*Problem statement*:
Report all lines of the data below that hold the word "submit".

*Provided records*:
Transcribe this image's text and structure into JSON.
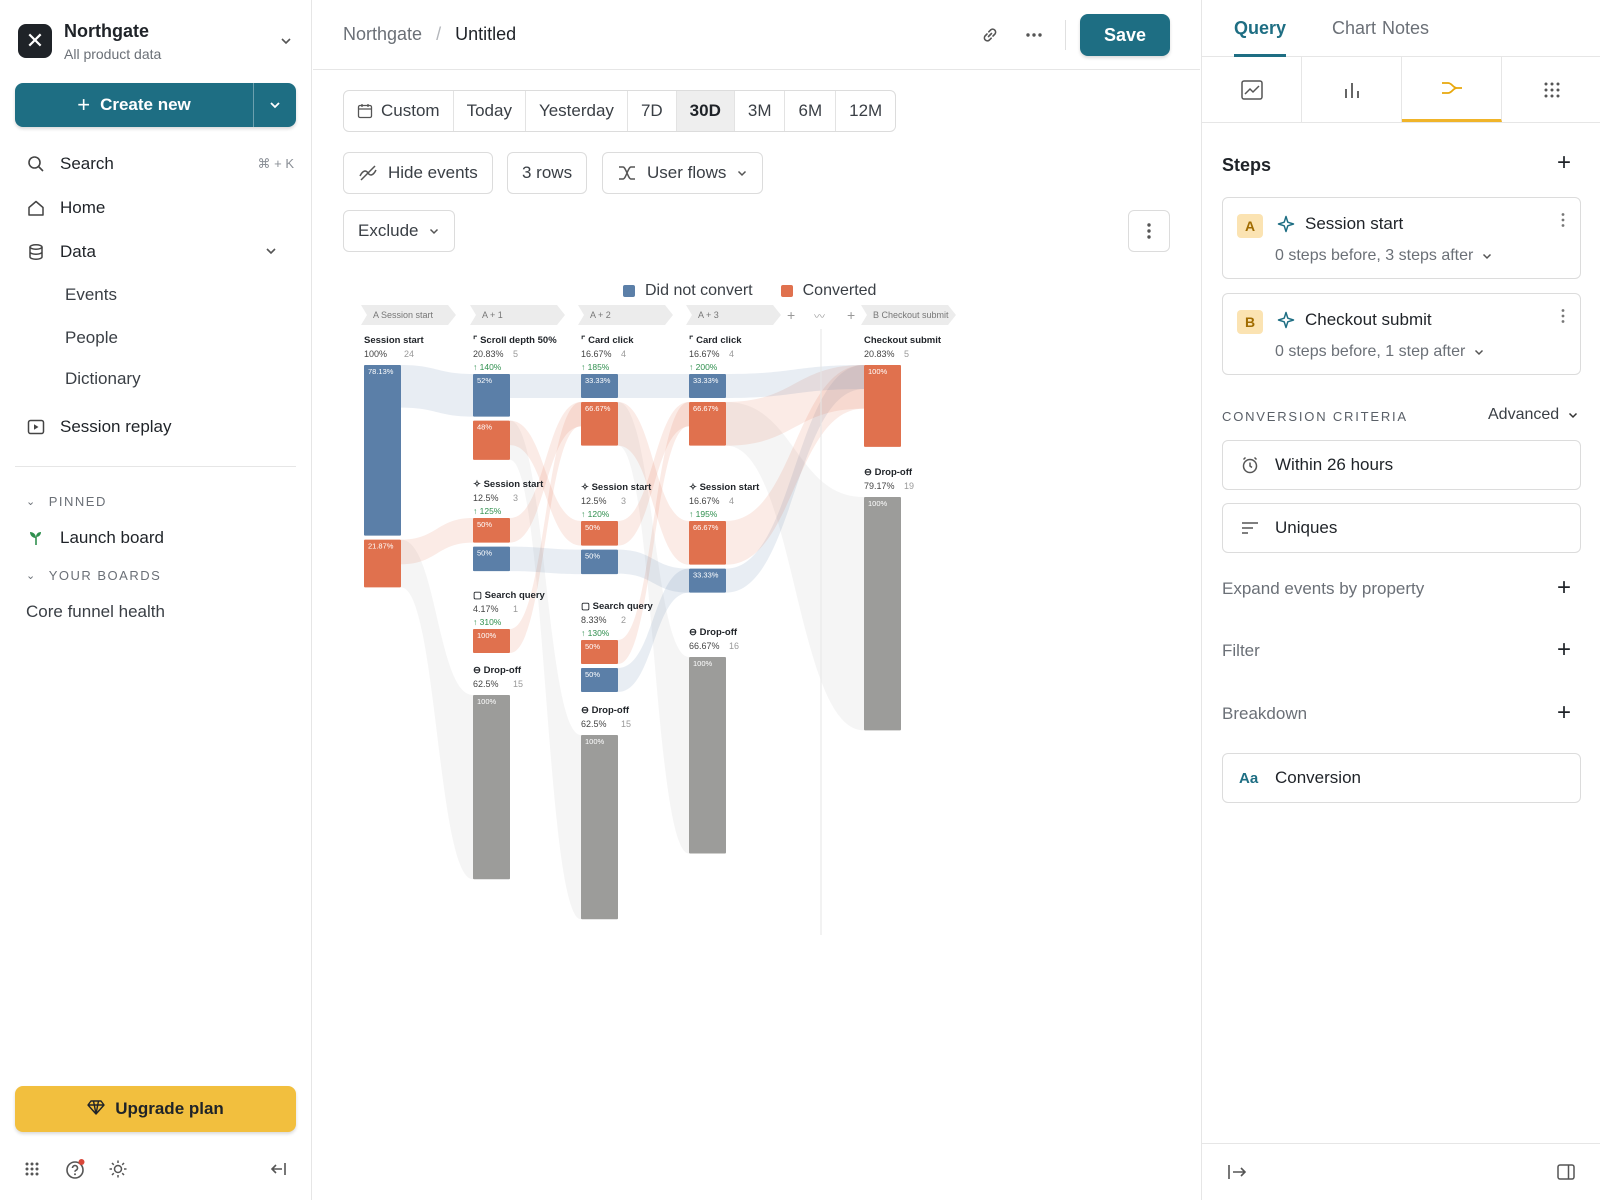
{
  "workspace": {
    "name": "Northgate",
    "subtitle": "All product data",
    "logo_glyph": "✕"
  },
  "sidebar": {
    "create_label": "Create new",
    "search_label": "Search",
    "search_shortcut": "⌘ + K",
    "home_label": "Home",
    "data_label": "Data",
    "data_items": [
      "Events",
      "People",
      "Dictionary"
    ],
    "session_replay_label": "Session replay",
    "pinned_header": "PINNED",
    "pinned_items": [
      "Launch board"
    ],
    "boards_header": "YOUR BOARDS",
    "board_items": [
      "Core funnel health"
    ],
    "upgrade_label": "Upgrade plan"
  },
  "header": {
    "crumb_root": "Northgate",
    "crumb_sep": "/",
    "crumb_current": "Untitled",
    "save_label": "Save"
  },
  "date_range": {
    "options": [
      "Custom",
      "Today",
      "Yesterday",
      "7D",
      "30D",
      "3M",
      "6M",
      "12M"
    ],
    "selected": "30D"
  },
  "controls": {
    "hide_events": "Hide events",
    "rows": "3 rows",
    "flows": "User flows",
    "exclude": "Exclude"
  },
  "chart_data": {
    "type": "sankey",
    "legend": [
      {
        "name": "Did not convert",
        "color": "#5b7fa8"
      },
      {
        "name": "Converted",
        "color": "#e0714e"
      }
    ],
    "columns": [
      {
        "header_tag": "A",
        "header": "Session start",
        "nodes": [
          {
            "name": "Session start",
            "pct": "100%",
            "count": "24",
            "change": "",
            "split": [
              [
                "78.13%",
                "blue"
              ],
              [
                "21.87%",
                "orange"
              ]
            ]
          }
        ]
      },
      {
        "header_tag": "",
        "header": "A + 1",
        "nodes": [
          {
            "name": "Scroll depth 50%",
            "pct": "20.83%",
            "count": "5",
            "change": "↑ 140%",
            "split": [
              [
                "52%",
                "blue"
              ],
              [
                "48%",
                "orange"
              ]
            ]
          },
          {
            "name": "Session start",
            "pct": "12.5%",
            "count": "3",
            "change": "↑ 125%",
            "split": [
              [
                "50%",
                "orange"
              ],
              [
                "50%",
                "blue"
              ]
            ]
          },
          {
            "name": "Search query",
            "pct": "4.17%",
            "count": "1",
            "change": "↑ 310%",
            "split": [
              [
                "100%",
                "orange"
              ]
            ]
          },
          {
            "name": "Drop-off",
            "pct": "62.5%",
            "count": "15",
            "change": "",
            "split": [
              [
                "100%",
                "gray"
              ]
            ]
          }
        ]
      },
      {
        "header_tag": "",
        "header": "A + 2",
        "nodes": [
          {
            "name": "Card click",
            "pct": "16.67%",
            "count": "4",
            "change": "↑ 185%",
            "split": [
              [
                "33.33%",
                "blue"
              ],
              [
                "66.67%",
                "orange"
              ]
            ]
          },
          {
            "name": "Session start",
            "pct": "12.5%",
            "count": "3",
            "change": "↑ 120%",
            "split": [
              [
                "50%",
                "orange"
              ],
              [
                "50%",
                "blue"
              ]
            ]
          },
          {
            "name": "Search query",
            "pct": "8.33%",
            "count": "2",
            "change": "↑ 130%",
            "split": [
              [
                "50%",
                "orange"
              ],
              [
                "50%",
                "blue"
              ]
            ]
          },
          {
            "name": "Drop-off",
            "pct": "62.5%",
            "count": "15",
            "change": "",
            "split": [
              [
                "100%",
                "gray"
              ]
            ]
          }
        ]
      },
      {
        "header_tag": "",
        "header": "A + 3",
        "nodes": [
          {
            "name": "Card click",
            "pct": "16.67%",
            "count": "4",
            "change": "↑ 200%",
            "split": [
              [
                "33.33%",
                "blue"
              ],
              [
                "66.67%",
                "orange"
              ]
            ]
          },
          {
            "name": "Session start",
            "pct": "16.67%",
            "count": "4",
            "change": "↑ 195%",
            "split": [
              [
                "66.67%",
                "orange"
              ],
              [
                "33.33%",
                "blue"
              ]
            ]
          },
          {
            "name": "Drop-off",
            "pct": "66.67%",
            "count": "16",
            "change": "",
            "split": [
              [
                "100%",
                "gray"
              ]
            ]
          }
        ]
      },
      {
        "header_tag": "B",
        "header": "Checkout submit",
        "nodes": [
          {
            "name": "Checkout submit",
            "pct": "20.83%",
            "count": "5",
            "change": "",
            "split": [
              [
                "100%",
                "orange"
              ]
            ]
          },
          {
            "name": "Drop-off",
            "pct": "79.17%",
            "count": "19",
            "change": "",
            "split": [
              [
                "100%",
                "gray"
              ]
            ]
          }
        ]
      }
    ]
  },
  "panel": {
    "tabs": [
      "Query",
      "Chart",
      "Notes"
    ],
    "active_tab": "Query",
    "steps_header": "Steps",
    "steps": [
      {
        "badge": "A",
        "name": "Session start",
        "detail": "0 steps before, 3 steps after"
      },
      {
        "badge": "B",
        "name": "Checkout submit",
        "detail": "0 steps before, 1 step after"
      }
    ],
    "criteria_header": "CONVERSION CRITERIA",
    "criteria_mode": "Advanced",
    "window_label": "Within 26 hours",
    "uniques_label": "Uniques",
    "expand_label": "Expand events by property",
    "filter_label": "Filter",
    "breakdown_label": "Breakdown",
    "aa_glyph": "Aa",
    "conversion_label": "Conversion"
  }
}
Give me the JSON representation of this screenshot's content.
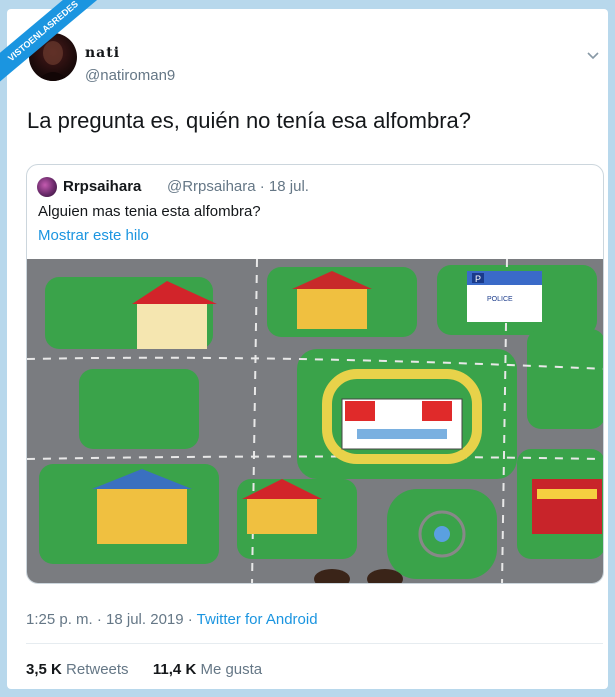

*Answer to this task*:
        "header": "Checkout submit",
            "name": "Checkout submit",
        "name": "Checkout submit",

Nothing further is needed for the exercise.